In an interview, Lambert said she was waiting to see what happens as more ballots are counted in the coming days. Some supporters had told her they had just returned their ballots on election day, she added.
“But the important thing is, either way, I’ve had a 27-year run representing the people of my districts,” said Lambert, referring to her tenure on both the Council and in the Legislature. “We have a legacy of serving the people.”
Upthegrove earned a third term, topping Shukri Olow, an organizer, in District 5, covering SeaTac, Des Moines and Kent. Upthegrove was leading Olow 68% to 30.5%.

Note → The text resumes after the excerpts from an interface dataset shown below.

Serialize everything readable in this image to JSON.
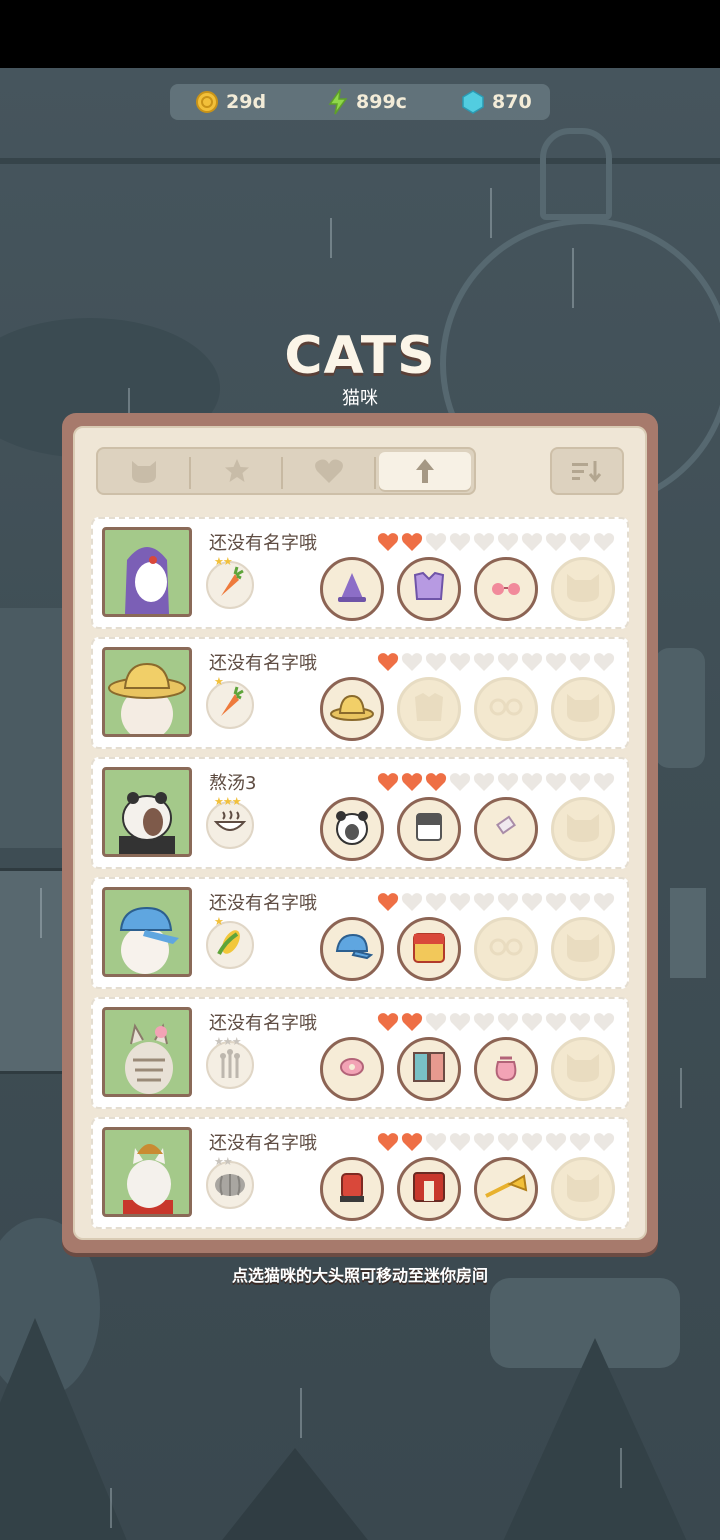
{
  "currency": {
    "coins": "29d",
    "energy": "899c",
    "gems": "870"
  },
  "header": {
    "title": "CATS",
    "subtitle": "猫咪"
  },
  "tabs": [
    {
      "icon": "cat-icon"
    },
    {
      "icon": "star-icon"
    },
    {
      "icon": "heart-icon"
    },
    {
      "icon": "arrow-up-icon",
      "active": true
    }
  ],
  "sort": {
    "icon": "sort-descending-icon"
  },
  "cats": [
    {
      "name": "还没有名字哦",
      "hearts": 2,
      "food": "carrot",
      "food_stars": 2,
      "slots": [
        "wizard-hat",
        "purple-top",
        "sunglasses",
        "empty"
      ]
    },
    {
      "name": "还没有名字哦",
      "hearts": 1,
      "food": "carrot",
      "food_stars": 1,
      "slots": [
        "straw-hat",
        "empty",
        "empty",
        "empty"
      ]
    },
    {
      "name": "熬汤3",
      "hearts": 3,
      "food": "soup-bowl",
      "food_stars": 3,
      "slots": [
        "panda-hood",
        "grey-shirt",
        "paper-tag",
        "empty"
      ]
    },
    {
      "name": "还没有名字哦",
      "hearts": 1,
      "food": "corn",
      "food_stars": 1,
      "slots": [
        "blue-cap",
        "red-jacket",
        "empty",
        "empty"
      ]
    },
    {
      "name": "还没有名字哦",
      "hearts": 2,
      "food": "wheat",
      "food_stars": 3,
      "slots": [
        "donut-clip",
        "patch-vest",
        "pouch",
        "empty"
      ]
    },
    {
      "name": "还没有名字哦",
      "hearts": 2,
      "food": "pumpkin",
      "food_stars": 2,
      "slots": [
        "red-helmet",
        "band-jacket",
        "trumpet",
        "empty"
      ]
    }
  ],
  "hint": "点选猫咪的大头照可移动至迷你房间",
  "colors": {
    "heart_filled": "#ee6f45",
    "heart_empty": "#ebe7e2",
    "portrait_bg": "#a4c98a",
    "panel_border": "#a77a6c",
    "star": "#f2c03a"
  }
}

Both candidates campaigned on their experience: For Upthegrove, his legislative tenure, including eight years on the County Council and 10 years in the state House, and for Olow, her experience as an immigrant, refugee and mother.

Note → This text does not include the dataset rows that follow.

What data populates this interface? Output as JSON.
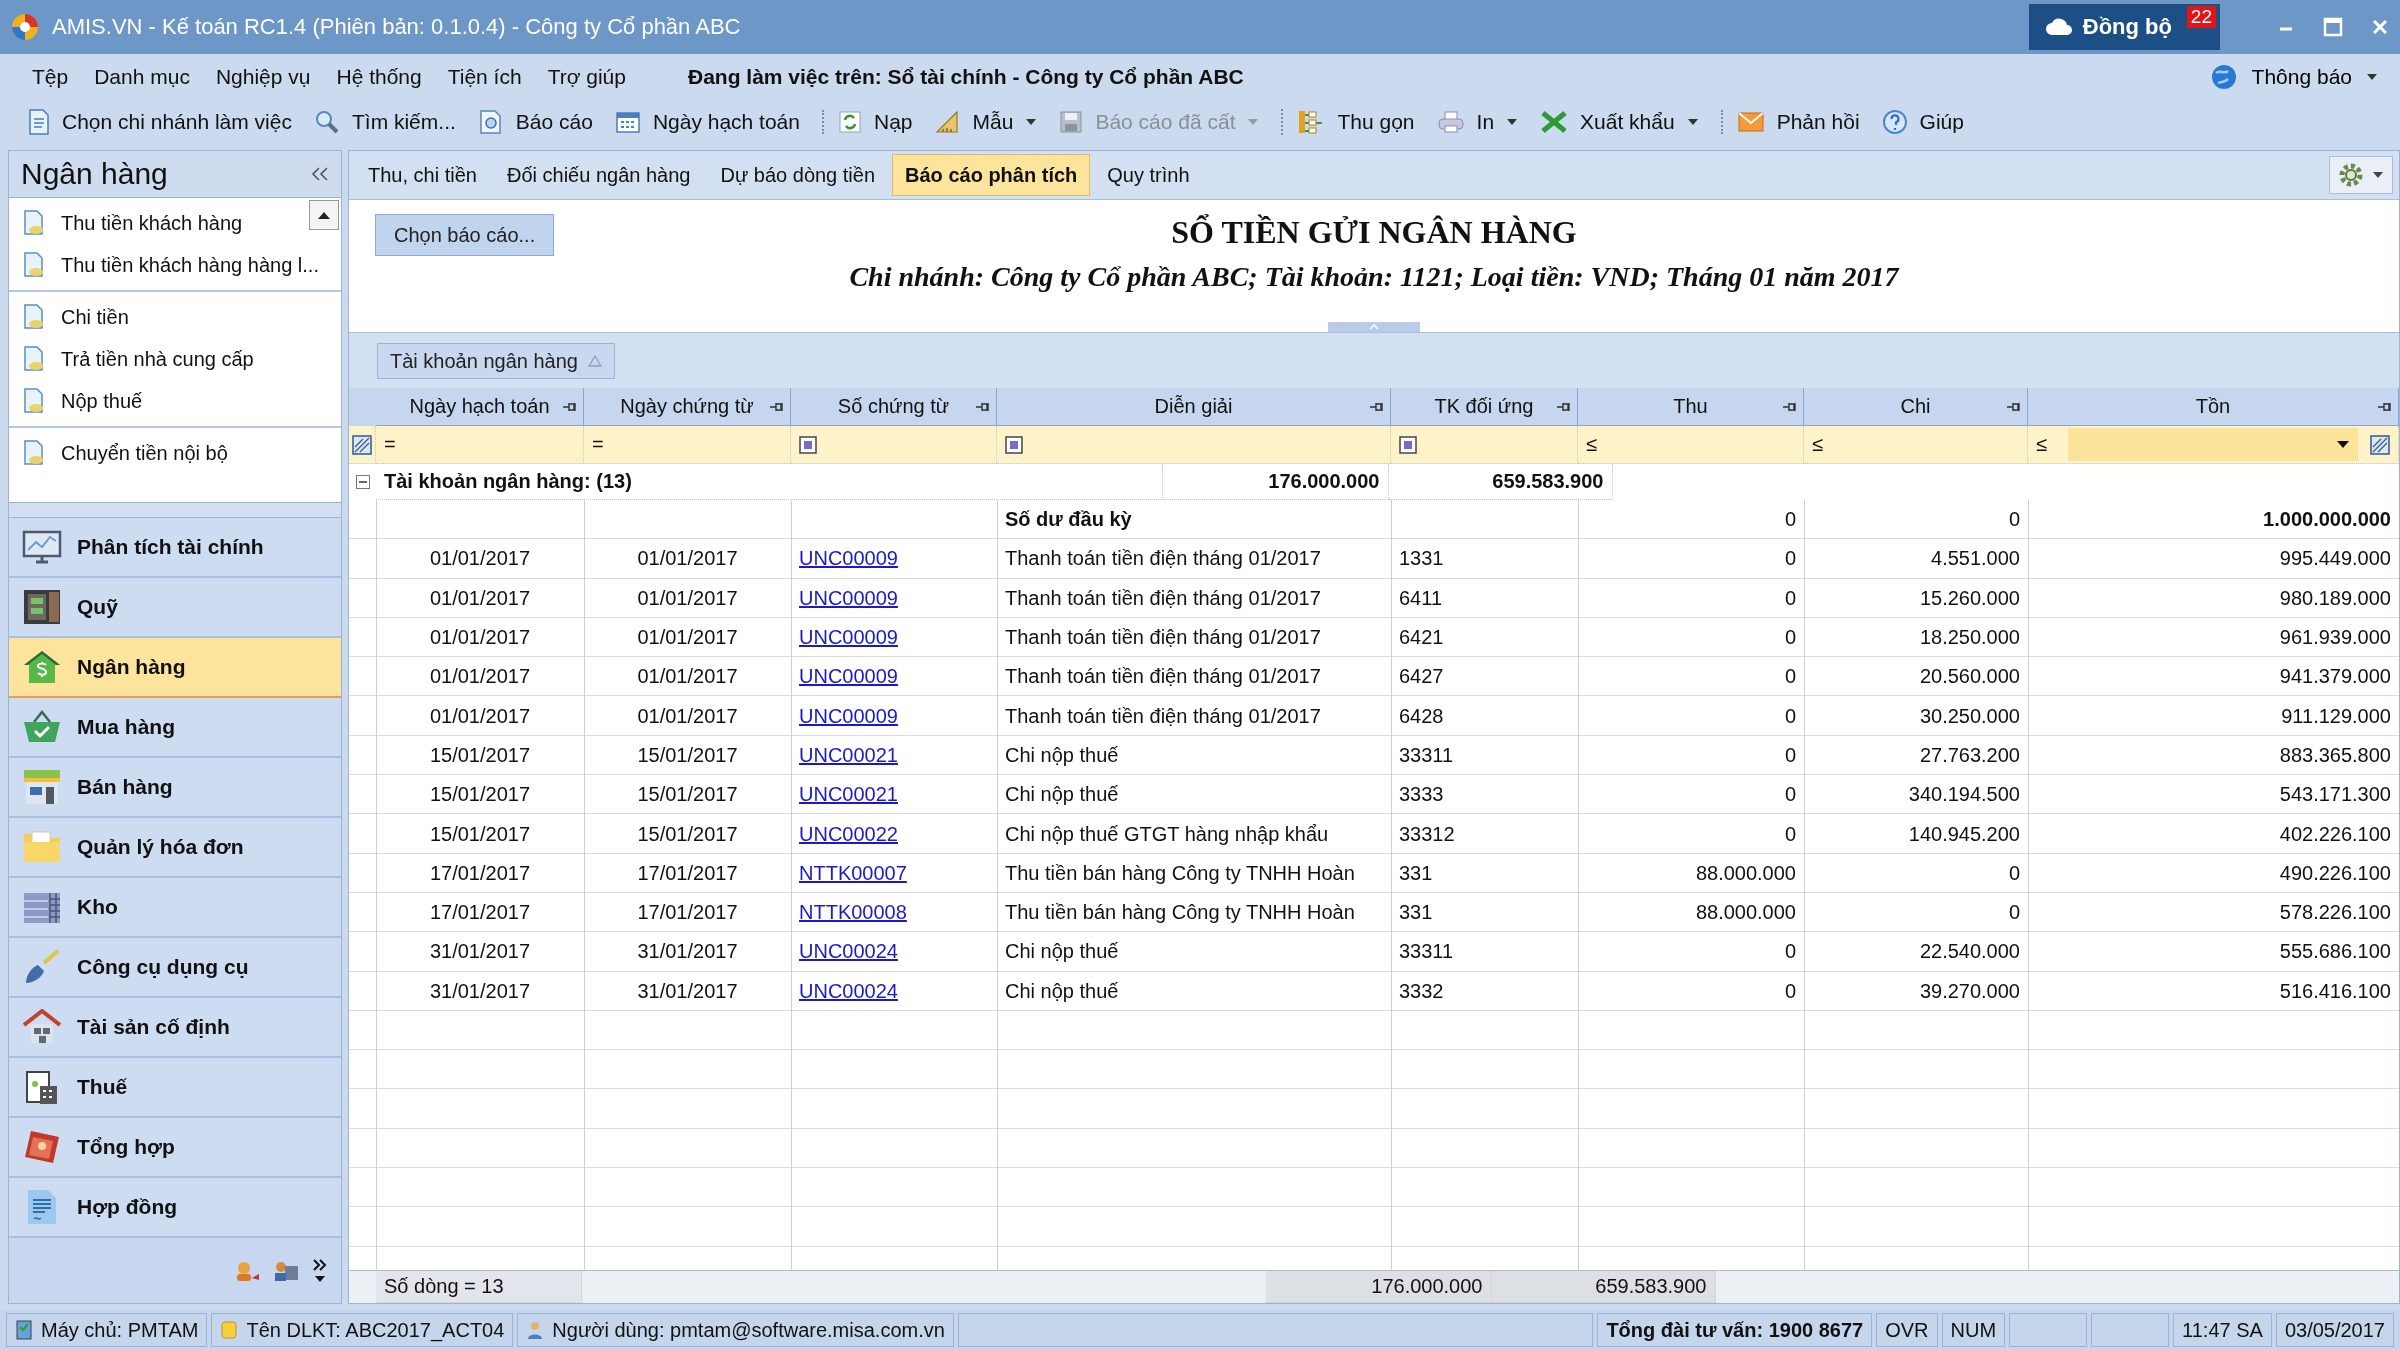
{
  "window": {
    "title": "AMIS.VN - Kế toán RC1.4 (Phiên bản: 0.1.0.4) - Công ty Cổ phần ABC",
    "sync_label": "Đồng bộ",
    "sync_count": "22"
  },
  "menu": [
    "Tệp",
    "Danh mục",
    "Nghiệp vụ",
    "Hệ thống",
    "Tiện ích",
    "Trợ giúp"
  ],
  "working_on": "Đang làm việc trên: Sổ tài chính - Công ty Cổ phần ABC",
  "notification": "Thông báo",
  "toolbar": [
    {
      "label": "Chọn chi nhánh làm việc",
      "dropdown": false,
      "disabled": false,
      "separator_before": false
    },
    {
      "label": "Tìm kiếm...",
      "dropdown": false,
      "disabled": false,
      "separator_before": false
    },
    {
      "label": "Báo cáo",
      "dropdown": false,
      "disabled": false,
      "separator_before": false
    },
    {
      "label": "Ngày hạch toán",
      "dropdown": false,
      "disabled": false,
      "separator_before": false
    },
    {
      "label": "Nạp",
      "dropdown": false,
      "disabled": false,
      "separator_before": true
    },
    {
      "label": "Mẫu",
      "dropdown": true,
      "disabled": false,
      "separator_before": false
    },
    {
      "label": "Báo cáo đã cất",
      "dropdown": true,
      "disabled": true,
      "separator_before": false
    },
    {
      "label": "Thu gọn",
      "dropdown": false,
      "disabled": false,
      "separator_before": true
    },
    {
      "label": "In",
      "dropdown": true,
      "disabled": false,
      "separator_before": false
    },
    {
      "label": "Xuất khẩu",
      "dropdown": true,
      "disabled": false,
      "separator_before": false
    },
    {
      "label": "Phản hồi",
      "dropdown": false,
      "disabled": false,
      "separator_before": true
    },
    {
      "label": "Giúp",
      "dropdown": false,
      "disabled": false,
      "separator_before": false
    }
  ],
  "sidebar": {
    "title": "Ngân hàng",
    "task_groups": [
      [
        "Thu tiền khách hàng",
        "Thu tiền khách hàng hàng l..."
      ],
      [
        "Chi tiền",
        "Trả tiền nhà cung cấp",
        "Nộp thuế"
      ],
      [
        "Chuyển tiền nội bộ"
      ]
    ],
    "modules": [
      {
        "label": "Phân tích tài chính",
        "selected": false
      },
      {
        "label": "Quỹ",
        "selected": false
      },
      {
        "label": "Ngân hàng",
        "selected": true
      },
      {
        "label": "Mua hàng",
        "selected": false
      },
      {
        "label": "Bán hàng",
        "selected": false
      },
      {
        "label": "Quản lý hóa đơn",
        "selected": false
      },
      {
        "label": "Kho",
        "selected": false
      },
      {
        "label": "Công cụ dụng cụ",
        "selected": false
      },
      {
        "label": "Tài sản cố định",
        "selected": false
      },
      {
        "label": "Thuế",
        "selected": false
      },
      {
        "label": "Tổng hợp",
        "selected": false
      },
      {
        "label": "Hợp đồng",
        "selected": false
      }
    ]
  },
  "tabs": [
    {
      "label": "Thu, chi tiền",
      "selected": false
    },
    {
      "label": "Đối chiếu ngân hàng",
      "selected": false
    },
    {
      "label": "Dự báo dòng tiền",
      "selected": false
    },
    {
      "label": "Báo cáo phân tích",
      "selected": true
    },
    {
      "label": "Quy trình",
      "selected": false
    }
  ],
  "report": {
    "choose_button": "Chọn báo cáo...",
    "title": "SỔ TIỀN GỬI NGÂN HÀNG",
    "subtitle": "Chi nhánh: Công ty Cổ phần ABC; Tài khoản: 1121; Loại tiền: VND; Tháng 01 năm 2017"
  },
  "table": {
    "group_by": "Tài khoản ngân hàng",
    "columns": [
      {
        "label": "Ngày hạch toán"
      },
      {
        "label": "Ngày chứng từ"
      },
      {
        "label": "Số chứng từ"
      },
      {
        "label": "Diễn giải"
      },
      {
        "label": "TK đối ứng"
      },
      {
        "label": "Thu"
      },
      {
        "label": "Chi"
      },
      {
        "label": "Tồn"
      }
    ],
    "filters": [
      {
        "kind": "op",
        "op": "="
      },
      {
        "kind": "op",
        "op": "="
      },
      {
        "kind": "square"
      },
      {
        "kind": "square"
      },
      {
        "kind": "square"
      },
      {
        "kind": "op",
        "op": "≤"
      },
      {
        "kind": "op",
        "op": "≤"
      },
      {
        "kind": "dropdown",
        "op": "≤"
      }
    ],
    "group": {
      "label": "Tài khoản ngân hàng: (13)",
      "thu": "176.000.000",
      "chi": "659.583.900"
    },
    "rows": [
      {
        "kind": "opening",
        "cells": [
          "",
          "",
          "",
          "Số dư đầu kỳ",
          "",
          "0",
          "0",
          "1.000.000.000"
        ]
      },
      {
        "kind": "entry",
        "cells": [
          "01/01/2017",
          "01/01/2017",
          "UNC00009",
          "Thanh toán tiền điện tháng 01/2017",
          "1331",
          "0",
          "4.551.000",
          "995.449.000"
        ]
      },
      {
        "kind": "entry",
        "cells": [
          "01/01/2017",
          "01/01/2017",
          "UNC00009",
          "Thanh toán tiền điện tháng 01/2017",
          "6411",
          "0",
          "15.260.000",
          "980.189.000"
        ]
      },
      {
        "kind": "entry",
        "cells": [
          "01/01/2017",
          "01/01/2017",
          "UNC00009",
          "Thanh toán tiền điện tháng 01/2017",
          "6421",
          "0",
          "18.250.000",
          "961.939.000"
        ]
      },
      {
        "kind": "entry",
        "cells": [
          "01/01/2017",
          "01/01/2017",
          "UNC00009",
          "Thanh toán tiền điện tháng 01/2017",
          "6427",
          "0",
          "20.560.000",
          "941.379.000"
        ]
      },
      {
        "kind": "entry",
        "cells": [
          "01/01/2017",
          "01/01/2017",
          "UNC00009",
          "Thanh toán tiền điện tháng 01/2017",
          "6428",
          "0",
          "30.250.000",
          "911.129.000"
        ]
      },
      {
        "kind": "entry",
        "cells": [
          "15/01/2017",
          "15/01/2017",
          "UNC00021",
          "Chi nộp thuế",
          "33311",
          "0",
          "27.763.200",
          "883.365.800"
        ]
      },
      {
        "kind": "entry",
        "cells": [
          "15/01/2017",
          "15/01/2017",
          "UNC00021",
          "Chi nộp thuế",
          "3333",
          "0",
          "340.194.500",
          "543.171.300"
        ]
      },
      {
        "kind": "entry",
        "cells": [
          "15/01/2017",
          "15/01/2017",
          "UNC00022",
          "Chi nộp thuế GTGT hàng nhập khẩu",
          "33312",
          "0",
          "140.945.200",
          "402.226.100"
        ]
      },
      {
        "kind": "entry",
        "cells": [
          "17/01/2017",
          "17/01/2017",
          "NTTK00007",
          "Thu tiền bán hàng Công ty TNHH Hoàn",
          "331",
          "88.000.000",
          "0",
          "490.226.100"
        ]
      },
      {
        "kind": "entry",
        "cells": [
          "17/01/2017",
          "17/01/2017",
          "NTTK00008",
          "Thu tiền bán hàng Công ty TNHH Hoàn",
          "331",
          "88.000.000",
          "0",
          "578.226.100"
        ]
      },
      {
        "kind": "entry",
        "cells": [
          "31/01/2017",
          "31/01/2017",
          "UNC00024",
          "Chi nộp thuế",
          "33311",
          "0",
          "22.540.000",
          "555.686.100"
        ]
      },
      {
        "kind": "entry",
        "cells": [
          "31/01/2017",
          "31/01/2017",
          "UNC00024",
          "Chi nộp thuế",
          "3332",
          "0",
          "39.270.000",
          "516.416.100"
        ]
      }
    ],
    "footer": {
      "count": "Số dòng = 13",
      "thu": "176.000.000",
      "chi": "659.583.900"
    }
  },
  "status_bar": [
    {
      "text": "Máy chủ: PMTAM",
      "kind": "server"
    },
    {
      "text": "Tên DLKT: ABC2017_ACT04",
      "kind": "database"
    },
    {
      "text": "Người dùng: pmtam@software.misa.com.vn",
      "kind": "user"
    },
    {
      "text": "Tổng đài tư vấn: 1900 8677",
      "kind": "hotline"
    },
    {
      "text": "OVR",
      "kind": "plain"
    },
    {
      "text": "NUM",
      "kind": "plain"
    },
    {
      "text": "11:47 SA",
      "kind": "plain"
    },
    {
      "text": "03/05/2017",
      "kind": "plain"
    }
  ]
}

And both candidates raised a nearly identical amount, about $245,000.
Upthegrove said he’d like to find more locations in the district, which includes Renton, Kent and Des Moines, for permanent supportive housing facilities, and also increase funding to reduce a backlog in the courts and the prosecutor’s office.
In a statement Tuesday night on his Facebook page, Upthegrove thanked voters “for your strong vote of confidence.”

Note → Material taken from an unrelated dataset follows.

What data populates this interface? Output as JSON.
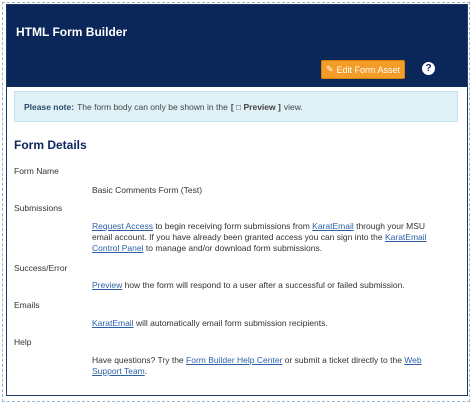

“I am so proud of how we came together as a community to advance a shared vision of fairness and justice and to embrace a sensible agenda of getting homeless individuals off the street and into housing, improving public safety, and getting our economy moving again,” he wrote.
“We need a ‘coalition of the reasonable’ willing to find common ground to solve these big challenges — and tonight we demonstrated this is possible.”
Olow said she wants to extend the emergency COVID-19 rental assistance beyond the end of the pandemic and proposes building 37,000 units of affordable housing.
Dunn earned a fifth term, beating Renton City Councilmember Kim-Khanh Van in the race for District 9, which covers the southeast corner of the county, from Newcastle through Enumclaw. Dunn led Van 63% to 36% in Tuesday’s vote counts.
Both District 9 and Lambert’s District 3 have traditionally leaned Republican in local elections, but have been shifting Democratic in recent years.
Dunn campaigned on bringing a “suburban and rural perspective” and increasing funding for law enforcement, while Van worked to make it clear she was the Democrat in the race and said she would focus on ensuring an equitable recovery from the pandemic.
Dunn nearly doubled her total in fundraising, raising about $330,000, to Van’s $170,000.
In a statement, Dunn said he was “grateful to the voters for their strong support tonight.
“It’s clear that the Democrat message of defunding the police and still higher taxes to support Seattle’s failed homelessness policies are not resonating well with the electorate,” Dunn added in prepared remarks.
Von Reichbauer, who’s been in elected office for nearly half a century, earned an eighth term representing South King County’s District 7, beating first-time candidate Dominique Torgerson. Von Reichbauer led 68.5% to 31% in Tuesday’s ballots.
Torgerson, who raised no money for her campaign, said she was motivated to run by a distrust of government and also said she would focus on overhauling the county permitting department, which oversees building, land use and business documents in unincorporated areas of the county.
Von Reichbauer said he would continue to focus on constituent services — being responsive to people who may have no other access to government — and on ensuring light rail arrives to Federal Way on time in 2024.
Dembowski easily earned a third term in the North King County District covering Shoreline, Lake Forest Park and Bothell. He led first-time candidate Sally Caverzan 82% to 17%.
Caverzan, who raised no money for her campaign, pushed for the creation of a county conservation corps that would pay people for environmental projects.
Dembowski said his top priorities will be choosing a new sheriff and looking for law enforcement reforms, executing the county’s homelessness response with the newly functioning Regional Homeless Authority and passing a climate bond.